• _Exercise aim_: Locate each line in the records containing "gcash". Copy it.

—————

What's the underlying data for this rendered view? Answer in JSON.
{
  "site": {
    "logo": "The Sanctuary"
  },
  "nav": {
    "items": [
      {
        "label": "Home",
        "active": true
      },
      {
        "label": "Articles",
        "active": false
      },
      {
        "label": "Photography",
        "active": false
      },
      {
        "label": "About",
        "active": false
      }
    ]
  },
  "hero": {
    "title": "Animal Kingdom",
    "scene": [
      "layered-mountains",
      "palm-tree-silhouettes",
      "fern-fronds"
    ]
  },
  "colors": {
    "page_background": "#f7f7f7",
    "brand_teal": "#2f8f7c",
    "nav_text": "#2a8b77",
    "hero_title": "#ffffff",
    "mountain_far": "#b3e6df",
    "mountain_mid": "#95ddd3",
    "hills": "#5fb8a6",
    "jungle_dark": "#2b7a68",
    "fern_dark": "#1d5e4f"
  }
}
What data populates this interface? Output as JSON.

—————

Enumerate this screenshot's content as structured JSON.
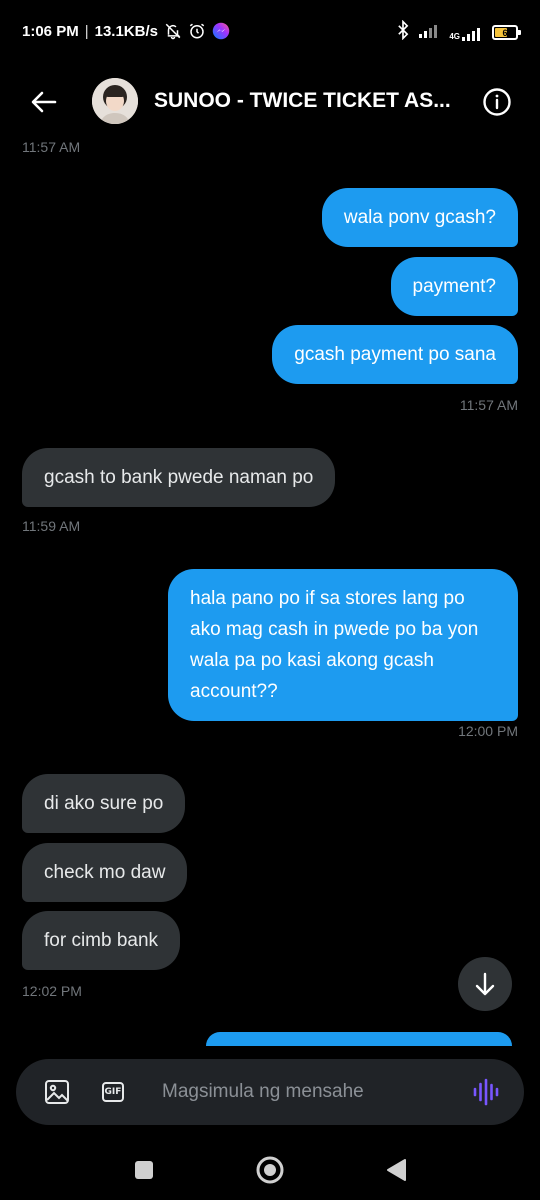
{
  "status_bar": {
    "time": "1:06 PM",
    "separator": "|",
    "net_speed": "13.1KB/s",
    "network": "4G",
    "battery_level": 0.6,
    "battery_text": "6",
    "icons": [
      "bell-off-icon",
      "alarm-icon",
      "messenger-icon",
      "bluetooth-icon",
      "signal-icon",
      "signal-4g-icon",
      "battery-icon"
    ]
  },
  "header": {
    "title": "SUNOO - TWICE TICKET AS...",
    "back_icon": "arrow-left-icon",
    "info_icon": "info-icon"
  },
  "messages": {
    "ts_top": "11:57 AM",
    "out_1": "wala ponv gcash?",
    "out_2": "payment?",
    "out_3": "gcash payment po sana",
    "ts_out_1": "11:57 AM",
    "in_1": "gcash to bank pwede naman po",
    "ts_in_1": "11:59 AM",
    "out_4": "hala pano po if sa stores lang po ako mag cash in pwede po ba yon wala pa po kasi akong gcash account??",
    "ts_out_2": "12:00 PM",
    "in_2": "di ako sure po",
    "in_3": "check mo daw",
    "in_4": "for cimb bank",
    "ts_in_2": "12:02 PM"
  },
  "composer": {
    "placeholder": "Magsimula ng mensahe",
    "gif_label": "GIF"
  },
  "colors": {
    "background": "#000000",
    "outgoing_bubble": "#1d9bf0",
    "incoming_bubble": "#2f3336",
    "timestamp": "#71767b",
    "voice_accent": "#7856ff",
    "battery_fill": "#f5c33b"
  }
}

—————

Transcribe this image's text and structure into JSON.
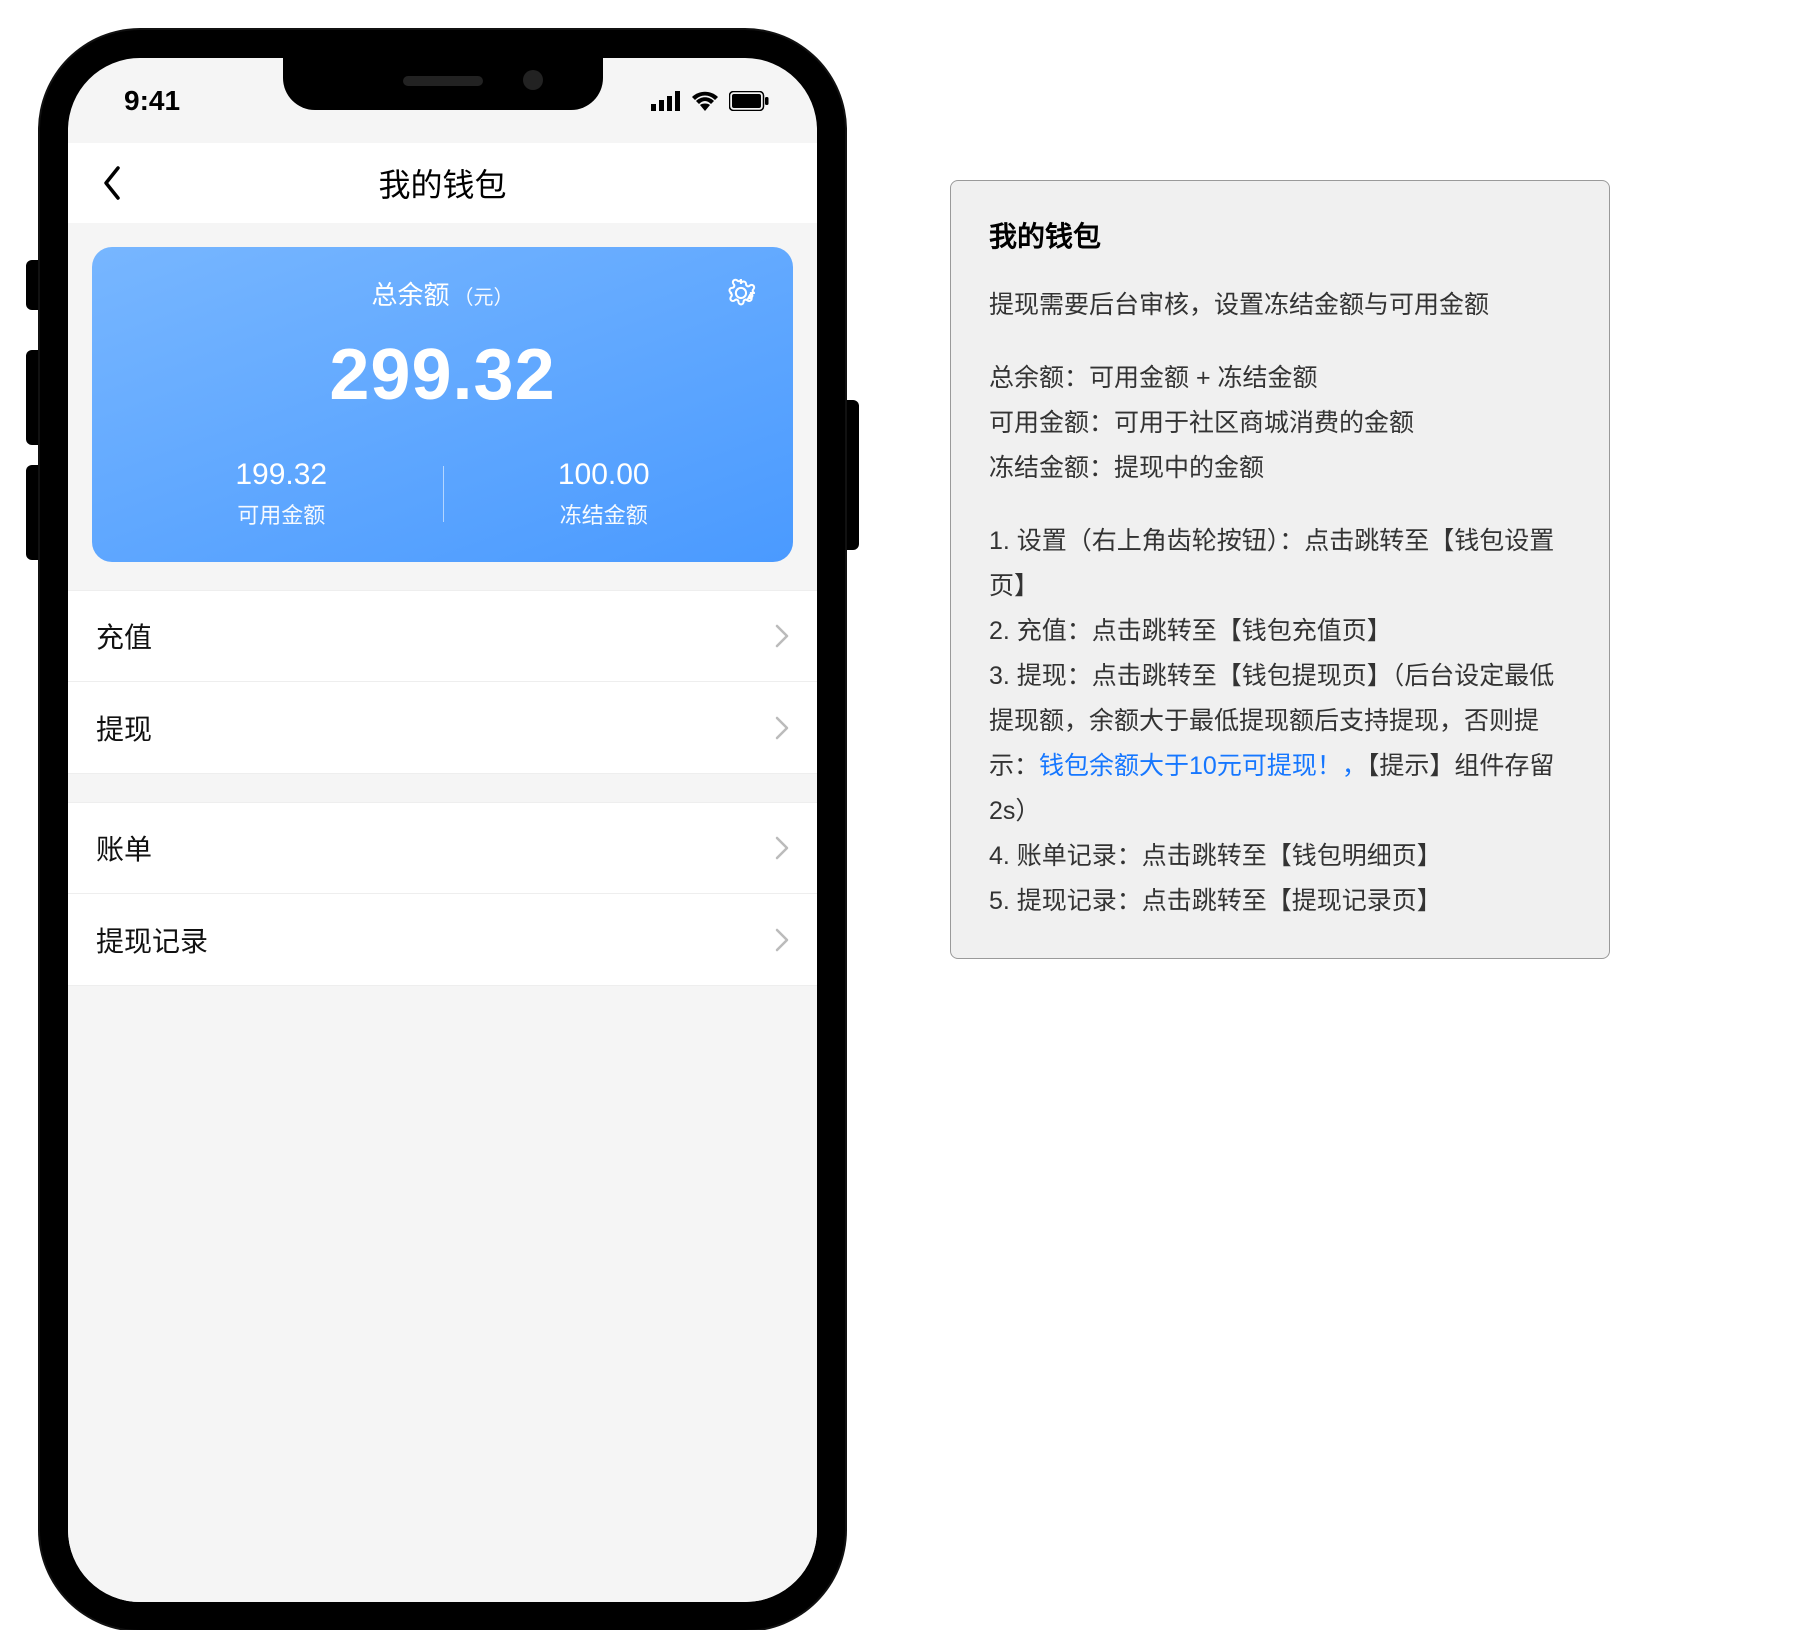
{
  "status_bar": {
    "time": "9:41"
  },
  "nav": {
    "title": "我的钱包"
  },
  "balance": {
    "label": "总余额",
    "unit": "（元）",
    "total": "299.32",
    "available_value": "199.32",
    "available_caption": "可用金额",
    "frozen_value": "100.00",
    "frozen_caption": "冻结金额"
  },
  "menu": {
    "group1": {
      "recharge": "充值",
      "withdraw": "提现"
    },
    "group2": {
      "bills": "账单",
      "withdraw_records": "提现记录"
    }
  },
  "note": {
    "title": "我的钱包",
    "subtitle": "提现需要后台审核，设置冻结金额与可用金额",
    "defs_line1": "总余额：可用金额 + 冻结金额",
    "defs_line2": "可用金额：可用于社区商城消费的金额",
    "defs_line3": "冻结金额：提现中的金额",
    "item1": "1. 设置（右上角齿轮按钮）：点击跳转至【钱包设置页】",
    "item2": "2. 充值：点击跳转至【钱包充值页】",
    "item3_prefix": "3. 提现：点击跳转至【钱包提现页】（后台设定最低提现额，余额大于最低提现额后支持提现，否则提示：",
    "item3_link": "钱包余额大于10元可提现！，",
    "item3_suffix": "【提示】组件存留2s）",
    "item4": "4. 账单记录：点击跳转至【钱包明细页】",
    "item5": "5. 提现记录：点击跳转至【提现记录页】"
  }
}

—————

• _Answer to this exercise_:
    "out_1": "wala ponv gcash?",
    "out_3": "gcash payment po sana",
    "in_1": "gcash to bank pwede naman po",
    "out_4": "hala pano po if sa stores lang po ako mag cash in pwede po ba yon wala pa po kasi akong gcash account??",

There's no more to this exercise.